There is another reason which may be urged why the duty of fasting should be neglected no longer, viz., the great benefits which are to be derived from the performance of this duty.
One of the old Puritans says that, "It is a foretaste of eternal life, when in holy practices we taste the sweetness of that heavenly manna; this angels' food, those soul-fattening viands that make us for a time to forbear our appointed food. It is a help to the understanding of heavenly mysteries, as Daniel found it. It ferrets out corruption, and is to the soul as washing is to a room, which is more than sweeping, or as scouring to the vessel, which is more than ordinary washing. It subdues rebel flesh which, with fullness of bread, will wax wanton as Sodom, Jeshurun, Ephraim. It testifies true repentance by this holy revenge, 2 Cor. vii. 11, while we thus amerce (punish arbitrarily) and punish ourselves by a voluntary foregoing of the comforts and commodities of life as altogether unworthy. Psa. xxxv. 13." Now this old Puritan knew what he wrote about far better than we do who read his words. He could speak from experience, which we cannot. He had probably spent many a day fasting, and if he speaks thus enthusiastically of the practice, had we not better try it for ourselves? In this matter, however, we need not be guided by man's testimony, for we have the testimony of God himself. The blessings which he promises to his fasting and praying people include every temporal and spiritual thing which we can seek or desire. See Isa. Iviii. 8—12, with Joel ii. 18—27. Oh, then let us all join in this sacred duty; this duty so full of promise and blessing. Let us deny ourselves, and take up our cross to follow our Lord. Let us do battle with the flesh that we may reap the fruits of the Spirit Oh, let us go forth and share the glorious spoil!
But some will perhaps refuse thus to deny themselves. We must leave such in the hands of the Lord; but let them rest assured that he who blamed the Pharisees for fasting amiss will much more blame those who fast not at all. If you will not fast when God calls to it, you will fast from choice when the heavenly Bridegroom is taken from you.
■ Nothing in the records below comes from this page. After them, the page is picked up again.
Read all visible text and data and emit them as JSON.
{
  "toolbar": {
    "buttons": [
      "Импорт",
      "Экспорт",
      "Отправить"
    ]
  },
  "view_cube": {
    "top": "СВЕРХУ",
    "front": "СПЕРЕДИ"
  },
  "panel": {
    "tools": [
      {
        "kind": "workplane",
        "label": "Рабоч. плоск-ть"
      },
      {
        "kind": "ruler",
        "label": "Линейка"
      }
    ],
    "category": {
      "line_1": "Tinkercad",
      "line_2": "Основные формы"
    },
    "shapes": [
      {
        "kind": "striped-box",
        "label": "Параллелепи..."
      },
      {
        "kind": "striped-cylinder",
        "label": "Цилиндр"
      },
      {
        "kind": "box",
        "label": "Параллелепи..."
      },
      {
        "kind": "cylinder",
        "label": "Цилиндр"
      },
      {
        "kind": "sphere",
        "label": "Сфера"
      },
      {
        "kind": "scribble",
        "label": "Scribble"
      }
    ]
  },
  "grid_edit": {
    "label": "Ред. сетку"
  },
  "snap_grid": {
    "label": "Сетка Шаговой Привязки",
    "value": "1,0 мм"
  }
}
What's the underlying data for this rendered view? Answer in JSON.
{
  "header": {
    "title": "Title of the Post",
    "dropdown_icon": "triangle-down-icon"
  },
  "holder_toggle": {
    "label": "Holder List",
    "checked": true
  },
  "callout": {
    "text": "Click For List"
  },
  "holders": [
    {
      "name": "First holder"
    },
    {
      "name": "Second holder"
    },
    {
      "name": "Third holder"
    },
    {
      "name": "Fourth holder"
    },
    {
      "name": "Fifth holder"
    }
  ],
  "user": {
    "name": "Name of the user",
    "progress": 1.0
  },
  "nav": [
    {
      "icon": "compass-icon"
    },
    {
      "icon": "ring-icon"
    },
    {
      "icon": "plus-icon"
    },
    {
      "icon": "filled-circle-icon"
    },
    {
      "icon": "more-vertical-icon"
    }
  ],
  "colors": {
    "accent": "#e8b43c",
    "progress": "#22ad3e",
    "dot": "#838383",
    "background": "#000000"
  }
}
Oh, that these poor words might induce you to try for once this long-neglected duty, then your fasting would be turned into feasting, and your prayers into praise.
Benjamin Davies, taken from The Sword and Trowel, edited by Charles Spurgeon, 1866.